Speaking to reporters, Trai Chairman Rahul Khullar said: “This is not a normal auction. Considering the available airwaves, the prices can go through the roof like the situation in May 2010.”
He said the upcoming auction is critical for TSPs whose licences are will expire in 2015-16. In 900 MHz band, only the spectrum held by them is available for the auction.
These licensees will have to win back this spectrum to ensure business continuity or else their investment could be impacted, he added.
Trai in its recommendations said in a situation of short supply, market prices will rise, which can lead to frenzied bidding if more players enter the fray.
A similar escalation of prices was witnessed in the May 2010 auction when 3G spectrum was auctioned. The short supply of 3G spectrum led to a massive increase over the reserve price, it added.
Khullar said the other problem is that incumbent TSPs would be willing to pay huge sums to retain their spectrum so as to protect investments and ensure continuity of business.
“And, all industrial rivals know this, which is why even a non-serious bidder is potentially in a position to push up the final auction price,” he added.
Such a situation will lead to either the operator wins back the 900 MHz spectrum but at a very high price thereby seriously limiting its ability to invest or the incumbent looses the spectrum, which will lead to discontinuation of service and huge loss in terms investment made in that LSA.
“Once services are discontinued and a new entrant comes into the LSA, they will need time to roll-out services. This will obviously pose problems for consumers.
“Moreover, if existing consumers port out under Mobile Number Portability (MNP) to another TSP in the same LSA, then, in effect, the auction would have led to a consolidation of market power (dominance) of that TSP. (Leave aside the fact that it effectively deprives consumers of choice of service provider),” Trai said.
The authority recommended that there is an obvious and compelling need to make available additional spectrum for the conduct of a fair and equitable auction.
Apart from 900 and 1800 MHz bands, new technologies can also be deployed in other bands. For instance, there is deployment of LTE in the 700 MHz bands and 3G in 2100 MHz band in a number of countries.
“Trai has emphasised that there is a need to make available additional spectrum before conducting the auction,” Khullar said.
The upcoming auction should be scheduled after the issues related to supply constraints are resolved.
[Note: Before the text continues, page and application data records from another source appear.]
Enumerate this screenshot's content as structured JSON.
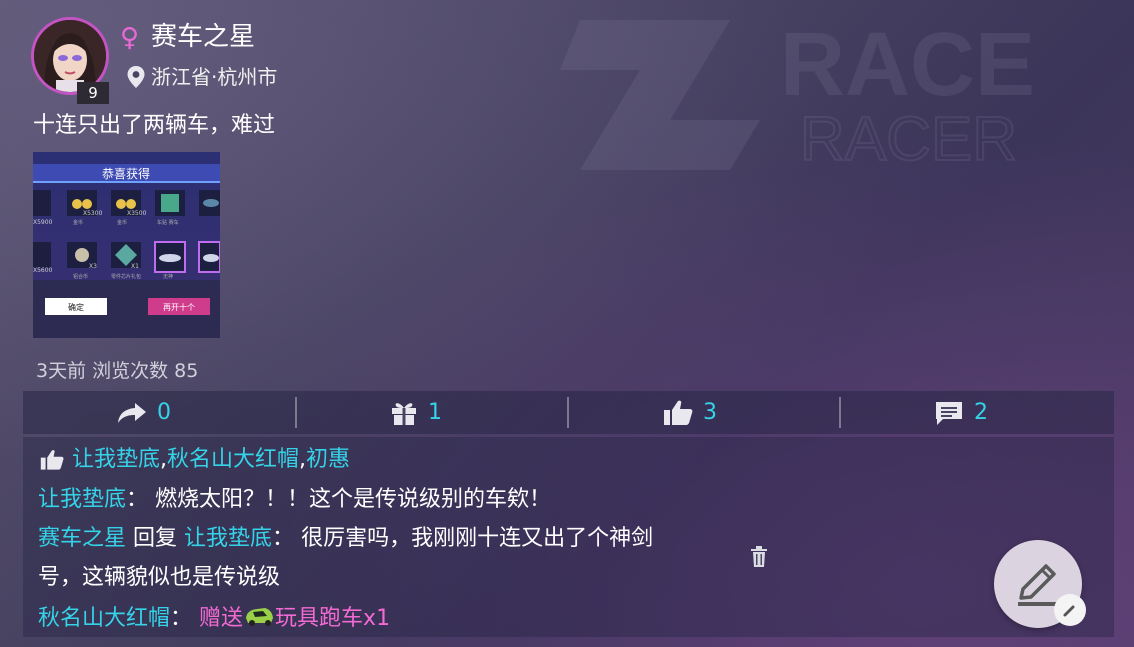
{
  "colors": {
    "accent_cyan": "#35d3e8",
    "accent_pink": "#f26ad2",
    "gender_icon": "#e86ad6"
  },
  "watermark": {
    "line1": "RACE",
    "line2": "RACER"
  },
  "profile": {
    "username": "赛车之星",
    "gender_icon": "female-icon",
    "level": "9",
    "location": "浙江省·杭州市"
  },
  "post": {
    "text": "十连只出了两辆车，难过",
    "image": {
      "title": "恭喜获得",
      "confirm_label": "确定",
      "again_label": "再开十个",
      "row1_labels": [
        "X5900",
        "X5300",
        "X3500"
      ],
      "row1_captions": [
        "金币",
        "金币",
        "车贴 赛车"
      ],
      "row2_labels": [
        "X5600",
        "X3",
        "X1"
      ],
      "row2_captions": [
        "铝合币",
        "零件芯片礼包",
        "无神"
      ]
    },
    "meta": "3天前  浏览次数 85"
  },
  "actions": [
    {
      "icon": "share-icon",
      "count": "0"
    },
    {
      "icon": "gift-icon",
      "count": "1"
    },
    {
      "icon": "thumbs-up-icon",
      "count": "3"
    },
    {
      "icon": "comment-icon",
      "count": "2"
    }
  ],
  "likes": {
    "users": [
      "让我垫底",
      "秋名山大红帽",
      "初惠"
    ],
    "separator": ","
  },
  "comments": [
    {
      "author": "让我垫底",
      "colon": "：",
      "text": "燃烧太阳？！！这个是传说级别的车欸！"
    },
    {
      "author": "赛车之星",
      "reply_word": "回复",
      "reply_to": "让我垫底",
      "colon": "：",
      "text_line1": "很厉害吗，我刚刚十连又出了个神剑",
      "text_line2": "号，这辆貌似也是传说级"
    },
    {
      "author": "秋名山大红帽",
      "colon": "：",
      "gift_text": "赠送",
      "gift_item": "玩具跑车x1"
    }
  ]
}
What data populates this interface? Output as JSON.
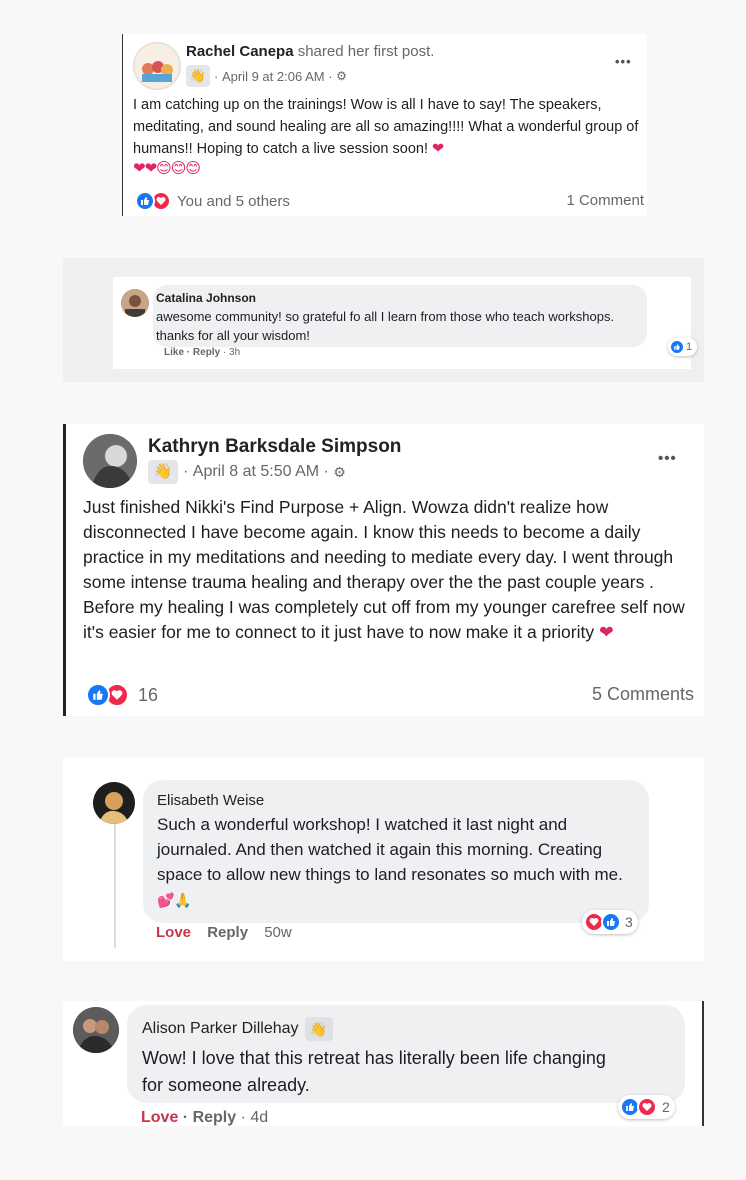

Auctions in the 800 Mhz, 900 Mhz, 1800 Mhz and 2100 Mhz band should also be conducted simultaneously, he added.